Scooter's Records celebrates one-year anniversary

Scooter's Records owner Scott Thomas, left, and employee Venny Brocato take a break behind the counter at the store. (Photo by Ryan Phillips, SDN)

Staff Writer

Scott Thomas, owner of Scooter’s Records in Starkville, will celebrate his one-year anniversary of the “old-school” record store Thursday, Nov. 15.

“I always wanted to open up a record store, ever since I was a kid and whenever I got done with school out here in like ‘90, that’s what I was wanting to do but that’s when records had kind of gone away,” Thomas said.

About three years ago he saw that he was reaching his 28th year working for the city of Starkville and decided to make a move toward opening his own record store.

He felt this was a niche that the city was missing.

“I always had the record store thing in the back of my mind,” he said.

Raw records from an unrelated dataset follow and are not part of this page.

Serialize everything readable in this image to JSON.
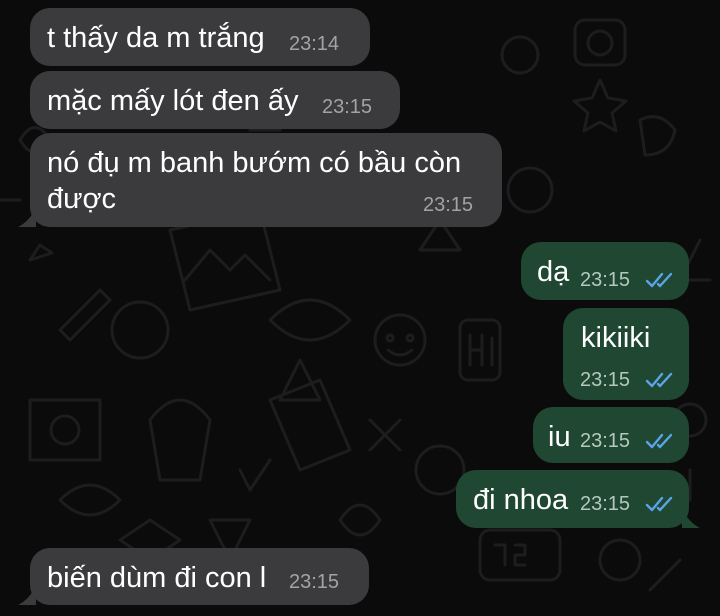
{
  "conversation": {
    "messages": [
      {
        "direction": "incoming",
        "text": "t thấy da m trắng",
        "time": "23:14"
      },
      {
        "direction": "incoming",
        "text": "mặc mấy lót đen ấy",
        "time": "23:15"
      },
      {
        "direction": "incoming",
        "text_line1": "nó đụ m banh bướm có bầu còn",
        "text_line2": "được",
        "time": "23:15"
      },
      {
        "direction": "outgoing",
        "text": "dạ",
        "time": "23:15",
        "status": "read",
        "status_icon": "double-check-icon"
      },
      {
        "direction": "outgoing",
        "text": "kikiiki",
        "time": "23:15",
        "status": "read",
        "status_icon": "double-check-icon"
      },
      {
        "direction": "outgoing",
        "text": "iu",
        "time": "23:15",
        "status": "read",
        "status_icon": "double-check-icon"
      },
      {
        "direction": "outgoing",
        "text": "đi nhoa",
        "time": "23:15",
        "status": "read",
        "status_icon": "double-check-icon"
      },
      {
        "direction": "incoming",
        "text": "biến dùm đi con l",
        "time": "23:15"
      }
    ]
  },
  "colors": {
    "background": "#0b0b0b",
    "incoming_bubble": "#3b3b3d",
    "outgoing_bubble": "#1f4731",
    "read_ticks": "#5aa4ea"
  }
}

He questioned whether or not his record store would thrive in Starkville, but his involvement with the Greater Good Collective and Sunday Funday gave him the boost of confidence that he needed when selling records at the event became a big success.

He rolled the dice and hasn’t regret it.

“The first time that I ever set up and sold records was at the Old Main Festival on campus two years ago,” Thomas said.

Thomas is originally from Jackson, went to school in Louisville, but claims Starkville as his home.

Owning a business has its challenges but Thomas said he loves it.

“Where I am, my location is sort of on the edge of the Cotton District so it’s in a weird location but it’s really good in some aspects,” he said.

There’s a lot of walking traffic that goes by as he plays music in the parking lot from speakers, which provides a sense of atmosphere for those walking by.

“Going into this I knew I could make a go of it but it has definitely done better from day one than what I expected,” Thomas said.

Every day that the store seems dull he reminds himself that Scooter’s Records is doing well.

“This is something I’ve always wanted to do and I’m very very blessed that I’m able to do it and doing it at a young enough age that I can still enjoy it,” he said.

Since the beginning, business has progressed and picked up over the year.

“I plan on being there as long as its doing well,” he said.

Thomas is a musician and plays the drums. He has always had a passion for music.

“The kind of bands that I’ve been in or listened to have gravitated to my choice of music,” he said.

His aunt ran a record store in Hattisburg when he was a kid, which also served as an inspiration.

“She turned me on to Elton John and that kind of thing and a lot of the records that I got whenever I was little was stuff that she gave me,” Thomas said.

The first record that he ever bought with his own money was the Kinks record that he bought at a garage sale.

“I’m really more into the stuff that really really moves me is still like the 60s and 70s classic rock stuff. I’m a big Zeppelin fan, I’m a Beatles fan, I’m a Kinks fan but there’s a lot of stuff that came out in the early 90s that I’m also a big fan of,” he said.

Thomas mentioned Pearl Jam and Alice In Chains and the Soundgarden that gave him a grunge feel.

“That was happening whenever I was getting out of college so that was the age that there was a lot of new stuff that was coming out that would stick with me for the rest of my life,” Thomas said.

He knows that his taste in music and local college students may not mesh so he caters to their record preferences as well by keeping popular records among their age group.

“There’s bands like Panic at the Disco and Imagine Dragons, and Kanye West and Kendrick Lamar - I can’t keep those in the store,” he said.

“I sell them and sell them and sell them,” he added.

Thomas says used records is what’s keeping the store going, but customers are surprised at the amount of new records that he has, including the variety.

Many of his regular customers come in once a week to shop and prop up at the counter to talk about music for hours.

“I think that’s one ofthe reasons why this is the business that I was made for because I have a pretty fair knowledge of music and I like talking about it,” Thomas said.

Customers even come from Tupelo to shop.

His model of the store came from what he envisioned as his ideal record store as a kid.

A disadvantage of his business is that Starkville is a ‘college town’ but also a retirement community, and residents don’t visit the Cotton District as much as they used to.

“Maybe if we could redefine that area as Midtown, that would be awesome,” he said.

In the future he wants to evolve the music scene in Starkville by working with music venues in and out of town by doing cross promotions, and possibly have acoustic acts inside the store.

He does some promoting for artists now by posting their posters and flyers in the store, and is trying to reach out to collaborate with the Bancorp South Arena with its concerts.

“I’d love to be involved in doing a little bit more of that kind of thing,” Thomas said.

Besides that he hopes to bring more recognition and awareness to the fact that he does have a record store on University Drive in Starkville.

As of now through the end of the year, Scooter’s Records is giving away a portable turntable each week for those who stop by and enter the drawing.

The portable turntables are a great start for someone who loves music and records but don’t have the money to afford one.

Thomas said that they’re great for college students and they are easy to pick up and take to a friend’s house.

He also has gift cards, posters, CDs, used and new records.

“My plan is to be here 10 more years and see what happens after that,” Thomas said.

Scooter’s Records is located at 519 University Drive.